Rhodes Project: What advice would you offer to a woman interested in a career in planetary science?
Bethany Ehlmann: I think my advice is universal for both young women and men: while in school, take all the technical courses that are relevant to what you think you might study. If you’re interested in planetary geology then expand a bit – take chemistry or some engineering courses because it really facilitates being able to work across disciplines and across teams. I think it’s also important to seek out opportunities between terms – do an internship at a laboratory at another university, at a national space agency – whatever you can do to get involved with a team who is actually in the process of executing a mission, or looking at data coming back. The field really is driven by those missions and it’s a different way of doing science than what’s learned in the classroom.
Then there is also just perseverance; it’s a long road from undergraduate to PhD to postdoc to professor, and my greatest help there has been collecting around me a good group of professional, high-achieving friends who are also trying to do great things in their careers, whether science or journalism or law or business. Having them around to bounce ideas off of or to talk through issues you’re facing is really helpful in sustaining any young person along the path to becoming an established scientist.
Rhodes Project: What do you do outside of work to relax?
Bethany Ehlmann: I love to go hiking in the San Gabriel Mountains here behind Pasadena – anything outdoorsy. I occasionally play a good game of ultimate Frisbee, softball or tennis. My creative outlets are in cooking, good food and good wine, and lately also a little bit of dabbling in gardening in this hot, dry climate I live in.

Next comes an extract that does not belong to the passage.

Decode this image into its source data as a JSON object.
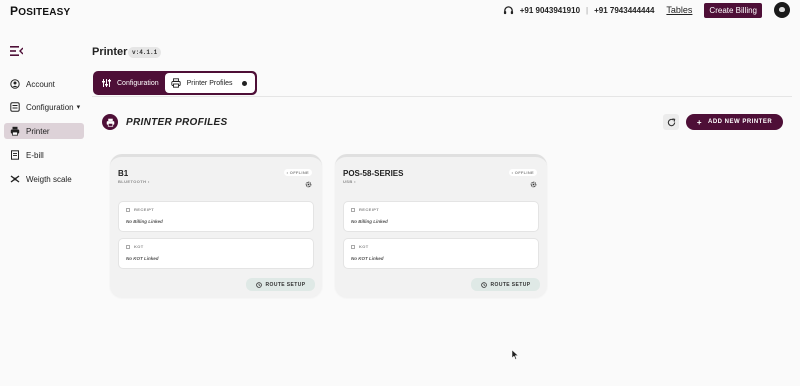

Rhodes Project: If you had one super-power, what would it be and why?
Bethany Ehlmann: I would definitely have the super-power of teleportation, so that I could instantaneously teleport myself to anywhere in the solar system, or anywhere on our planet for that matter. I would (in a spacesuit) teleport myself to Mars and take a look around, but I’d also love to be able to explore a few corners of the Earth that I haven’t had the chance to check out yet. It’d be much more convenient than all of this air travel!